Bloomberg, who has spent more than a quarter-billion dollars of his personal fortune on the campaign, is gunning for the same voters Biden will need in later contests in states such as California, Texas and North Carolina.
Biden has relied on traditional fundraisers more than his rivals, who have vibrant digital operations. Biden wrote a plea to donors on Wednesday that said “the donations I get today are the most important, most symbolic ones of the campaign.” He is expected to hold fundraisers in New York on Thursday.
Unite the Country, a political action committee supporting Biden, last week sent a memo to its donors urging them to stick with him. The memo said the party cannot afford a situation where moderate Democrats split their ballots between several centrist candidates, allowing Sanders, a self-described democratic socialist, to win the nomination. Many Democrats fear that scenario would hand the general election to Trump, who is already launching broadsides against socialism.
A ROCKY ROAD
For Biden, 77, to have any chance in the contests ahead, he’ll have to reassure voters he has the best shot to defeat Trump – and that his age and his 40 years in government are assets, not liabilities.
One Democratic donor, who supports Biden and asked that his name not be used in order to speak freely, told Reuters that he started to have doubts as the candidate’s age showed on the campaign trail. The donor said major fundraisers within the Biden campaign were considering Buttigieg as a possible alternative.
Some voters, too, expressed concern with Biden’s age, including 69-year-old New Hampshire resident Millie LaFontaine.
“I have plenty of energy and I don’t think I could keep up the demands of the president,” LaFontaine said at a Biden event in Manchester on Saturday. “That concerns me.”
Biden has emphasized his experience and seasoning. And he is not the oldest candidate in the field, a distinction that belongs to 78-year-old Sanders.
The former vice president must hope that the modest crowds he drew in New Hampshire are not indicative of what he’ll see in the next few weeks.
While Sanders and Buttigieg frequently attracted throngs of enthusiastic, chanting supporters, Biden spoke mainly to small groups.
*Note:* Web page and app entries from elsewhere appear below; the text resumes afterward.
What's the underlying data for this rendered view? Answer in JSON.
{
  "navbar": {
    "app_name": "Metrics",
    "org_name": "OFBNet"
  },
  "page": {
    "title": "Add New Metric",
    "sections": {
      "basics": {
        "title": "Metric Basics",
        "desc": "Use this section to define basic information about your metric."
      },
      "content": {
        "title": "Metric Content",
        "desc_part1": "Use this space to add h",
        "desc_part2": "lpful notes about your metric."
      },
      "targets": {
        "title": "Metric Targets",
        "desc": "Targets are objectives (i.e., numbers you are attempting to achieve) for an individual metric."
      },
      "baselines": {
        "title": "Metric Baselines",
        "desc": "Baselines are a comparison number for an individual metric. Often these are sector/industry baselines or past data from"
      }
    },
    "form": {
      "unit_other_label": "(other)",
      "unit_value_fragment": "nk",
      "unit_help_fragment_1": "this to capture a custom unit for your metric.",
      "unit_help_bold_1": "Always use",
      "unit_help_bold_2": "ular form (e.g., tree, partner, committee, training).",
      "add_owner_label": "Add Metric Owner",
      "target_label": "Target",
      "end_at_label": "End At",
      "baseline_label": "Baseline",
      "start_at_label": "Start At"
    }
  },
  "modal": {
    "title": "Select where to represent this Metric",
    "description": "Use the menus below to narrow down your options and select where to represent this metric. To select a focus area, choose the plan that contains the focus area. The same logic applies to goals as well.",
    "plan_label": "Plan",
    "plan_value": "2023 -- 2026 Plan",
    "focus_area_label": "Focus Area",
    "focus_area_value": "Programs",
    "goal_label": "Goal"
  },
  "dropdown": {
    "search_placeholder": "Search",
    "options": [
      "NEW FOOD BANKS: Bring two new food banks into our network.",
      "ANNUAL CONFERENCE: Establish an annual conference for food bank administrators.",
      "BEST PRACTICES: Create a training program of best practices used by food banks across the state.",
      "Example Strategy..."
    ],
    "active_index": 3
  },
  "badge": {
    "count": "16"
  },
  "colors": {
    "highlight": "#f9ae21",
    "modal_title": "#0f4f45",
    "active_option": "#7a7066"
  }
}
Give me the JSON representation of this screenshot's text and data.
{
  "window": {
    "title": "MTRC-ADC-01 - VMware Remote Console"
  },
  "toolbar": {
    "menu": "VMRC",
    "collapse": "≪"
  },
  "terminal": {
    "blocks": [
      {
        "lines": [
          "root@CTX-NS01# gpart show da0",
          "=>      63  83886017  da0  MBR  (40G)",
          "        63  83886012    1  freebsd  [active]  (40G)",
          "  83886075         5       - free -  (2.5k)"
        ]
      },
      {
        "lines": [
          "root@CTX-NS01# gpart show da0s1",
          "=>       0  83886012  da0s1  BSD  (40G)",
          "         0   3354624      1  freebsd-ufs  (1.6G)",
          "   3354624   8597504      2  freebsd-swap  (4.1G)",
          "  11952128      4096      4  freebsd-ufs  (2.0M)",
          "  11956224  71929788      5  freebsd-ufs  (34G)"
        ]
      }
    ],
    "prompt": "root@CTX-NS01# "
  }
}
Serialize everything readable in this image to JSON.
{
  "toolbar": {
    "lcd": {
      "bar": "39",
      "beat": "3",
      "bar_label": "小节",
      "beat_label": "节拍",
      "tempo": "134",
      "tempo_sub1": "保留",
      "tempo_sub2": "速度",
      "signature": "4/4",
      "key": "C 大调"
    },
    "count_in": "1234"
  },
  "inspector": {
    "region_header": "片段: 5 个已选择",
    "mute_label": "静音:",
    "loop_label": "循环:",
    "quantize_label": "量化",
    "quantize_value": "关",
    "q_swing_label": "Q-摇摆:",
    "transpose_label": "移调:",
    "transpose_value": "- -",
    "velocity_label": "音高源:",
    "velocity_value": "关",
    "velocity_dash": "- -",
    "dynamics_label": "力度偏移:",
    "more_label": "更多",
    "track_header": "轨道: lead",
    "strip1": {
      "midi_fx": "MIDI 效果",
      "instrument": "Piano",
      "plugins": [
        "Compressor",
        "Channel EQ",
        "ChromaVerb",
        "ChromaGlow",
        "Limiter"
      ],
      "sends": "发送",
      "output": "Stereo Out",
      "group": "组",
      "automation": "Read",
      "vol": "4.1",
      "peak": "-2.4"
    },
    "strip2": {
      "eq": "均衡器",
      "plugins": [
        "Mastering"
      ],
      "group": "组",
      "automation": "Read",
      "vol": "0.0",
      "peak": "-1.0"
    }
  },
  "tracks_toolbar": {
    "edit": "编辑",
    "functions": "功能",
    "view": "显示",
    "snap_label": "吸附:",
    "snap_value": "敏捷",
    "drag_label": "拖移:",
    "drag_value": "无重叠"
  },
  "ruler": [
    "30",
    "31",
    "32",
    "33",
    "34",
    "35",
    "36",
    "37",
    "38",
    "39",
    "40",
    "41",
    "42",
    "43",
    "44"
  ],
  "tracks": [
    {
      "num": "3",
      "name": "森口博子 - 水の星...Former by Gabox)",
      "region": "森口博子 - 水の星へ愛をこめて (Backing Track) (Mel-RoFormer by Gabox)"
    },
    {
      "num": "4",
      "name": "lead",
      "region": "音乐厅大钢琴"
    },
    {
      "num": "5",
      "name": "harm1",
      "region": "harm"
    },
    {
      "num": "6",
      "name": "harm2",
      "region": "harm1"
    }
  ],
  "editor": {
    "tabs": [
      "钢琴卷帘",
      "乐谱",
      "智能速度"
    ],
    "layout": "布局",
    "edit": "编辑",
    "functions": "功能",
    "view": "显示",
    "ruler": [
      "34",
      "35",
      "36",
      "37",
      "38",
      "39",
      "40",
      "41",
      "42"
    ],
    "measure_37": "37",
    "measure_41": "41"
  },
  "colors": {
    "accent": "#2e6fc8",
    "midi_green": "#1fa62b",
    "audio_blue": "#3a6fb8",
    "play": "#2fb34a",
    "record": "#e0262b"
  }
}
On Monday he traveled 90 minutes from his base in Nashua to talk to fewer than 100 people, road-testing a new line of attack against Trump.
His message seemed to shift daily. He spent one day ripping Buttigieg and questioning his accomplishments, only to drop the theme the next day, obviously uncomfortable with savaging other Democrats.
On the day of the primary, the campaign appeared scattered and chaotic. Aides announced that morning that Biden would leave New Hampshire for South Carolina, forcing the candidate to spend the rest of the day answering questions about whether he was giving up on the state.
Bob Mulholland, a Biden backer and member of the Democratic National Committee from California, said South Carolina may end up being Biden’s proving ground.
“February is a long month with four elections, and we’ll see who’s standing,” Mulholland said. “If you’re not in the top three in South Carolina, it’s time to pack up and go home.”
(Reporting by James Oliphant in New Hampshire and Trevor Hunnicutt in New York.; Editing by Marla Dickerson)